When a foster child is first placed in your home it’s hard to know what to expect. Every child, situation, and case is different and will bring with it its own unique experiences. Although no fostering experience is the same, there are a few common things that you as a foster parent can expect after a child is placed in your home.
Expect to have a busy first few days- The first couple of days and sometimes weeks after a child is placed in your home will usually be a whirlwind of activity. Be mentally and physically prepared for your schedule to fill up quickly at the beginning of placement. In the first 30 days many things have to take place: medical appointments are set, enrollment into school or daycare occurs, court hearings take place, case meetings are held to discuss transition and case plan, health and safety home visits occur, visits with child’s biological family are set up, assessments are done to determine specific support needs for the child, and the list goes on. The first few weeks can be overwhelming for even the most experienced foster parents. When you feel like you have reached your limits, don’t give up. The period of high stress and activity won’t last forever. Once a routine is set, meetings are scheduled, and services are in place things will begin to settle down and you will be able to create more balance in your family’s life.
Expect to have an adjustment period with the child- Most of the time a child is dropped off at a foster home with little warning to both foster parents and foster child. Be ready for the child with open arms but also keep in mind that to a child just arriving in your home for the first time, you are a complete stranger to them, and healthy attachment is built with trust over time. The first few days for the child can be overly emotional as they miss their biological family and learn to adjust to a new home, family, environment, school, and routine. They can often be filled with tears, challenging behaviors, and fears from the child. When this occurs, be patient and give both yourself and the child a lot of grace. If you need extra tools or resources to help you navigate situations you are not sure how to handle, reach out to your case worker and they will support you and walk this through with you. Keep providing the child with love, stability, support, and individualized attention that they need and with time they will settle into your home.
Expect every child to be different- You may assume that just because you had a 7-year old boy with certain needs placed with you previously and you are now having another 7-year old boy placed in your home they will have similar needs. But every child’s story and situation is unique. Their family dynamic, background, experience, and trauma is different from any child previously placed in your home. What worked with your last foster child may not work with the child newly placed in your home. Their behaviors and triggers will not be the same and it might take a few attempts of trying out new methods to see what type of support they need and what will help them during the transition.
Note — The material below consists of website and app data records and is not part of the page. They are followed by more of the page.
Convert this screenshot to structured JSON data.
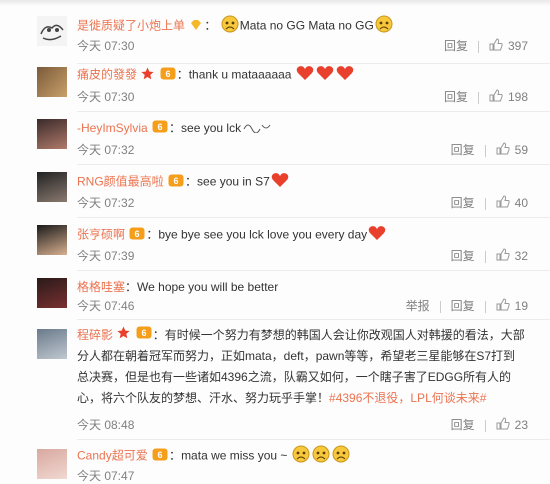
{
  "comments": [
    {
      "user": "是徙质疑了小炮上单",
      "text": "Mata no GG Mata no GG",
      "time": "今天 07:30",
      "reply": "回复",
      "likes": "397"
    },
    {
      "user": "痛皮的發發",
      "text": "thank u mataaaaaa",
      "time": "今天 07:30",
      "reply": "回复",
      "likes": "198"
    },
    {
      "user": "-HeyImSylvia",
      "text": "see you lck",
      "time": "今天 07:32",
      "reply": "回复",
      "likes": "59"
    },
    {
      "user": "RNG颜值最高啦",
      "text": "see you in S7",
      "time": "今天 07:32",
      "reply": "回复",
      "likes": "40"
    },
    {
      "user": "张亨硕啊",
      "text": "bye bye see you lck love you every day",
      "time": "今天 07:39",
      "reply": "回复",
      "likes": "32"
    },
    {
      "user": "格格哇塞",
      "text": "We hope you will be better",
      "time": "今天 07:46",
      "report": "举报",
      "reply": "回复",
      "likes": "19"
    },
    {
      "user": "程碎影",
      "text": "有时候一个努力有梦想的韩国人会让你改观国人对韩援的看法，大部分人都在朝着冠军而努力，正如mata，deft，pawn等等，希望老三星能够在S7打到总决赛，但是也有一些诸如4396之流，队霸又如何，一个瞎子害了EDGG所有人的心，将六个队友的梦想、汗水、努力玩乎手掌！",
      "hashtag": "#4396不退役，LPL何谈未来#",
      "time": "今天 08:48",
      "reply": "回复",
      "likes": "23"
    },
    {
      "user": "Candy超可爱",
      "text": "mata we miss you ~",
      "time": "今天 07:47"
    }
  ],
  "colors": {
    "username": "#eb7350",
    "meta": "#808080",
    "divider": "#ececec"
  }
}
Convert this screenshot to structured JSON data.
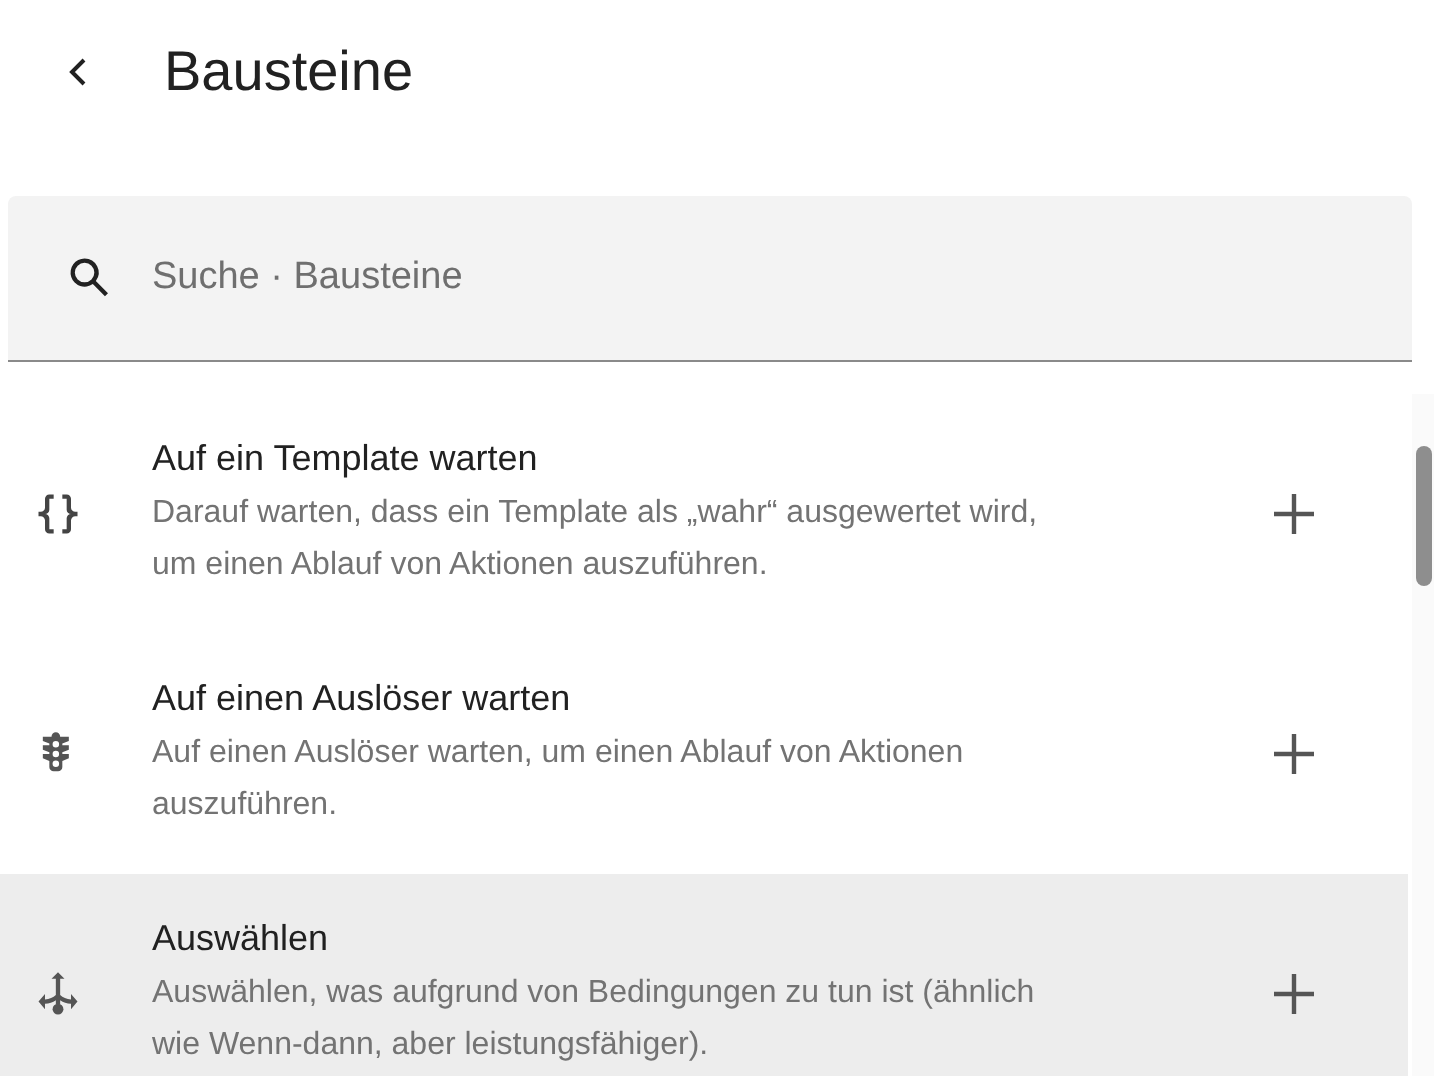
{
  "header": {
    "title": "Bausteine"
  },
  "search": {
    "placeholder": "Suche · Bausteine"
  },
  "items": [
    {
      "kind": "template",
      "title": "Auf ein Template warten",
      "description": "Darauf warten, dass ein Template als „wahr“ ausgewertet wird, um einen Ablauf von Aktionen auszuführen.",
      "selected": false
    },
    {
      "kind": "trigger",
      "title": "Auf einen Auslöser warten",
      "description": "Auf einen Auslöser warten, um einen Ablauf von Aktionen auszuführen.",
      "selected": false
    },
    {
      "kind": "choose",
      "title": "Auswählen",
      "description": "Auswählen, was aufgrund von Bedingungen zu tun ist (ähnlich wie Wenn-dann, aber leistungsfähiger).",
      "selected": true
    }
  ]
}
If you are considering becoming a foster parent(s) and have questions about being licensed through our agency, please e-mail our licensor Lindsey at firstname.lastname@example.org. We would love to answer your questions and lead you through the next steps to take!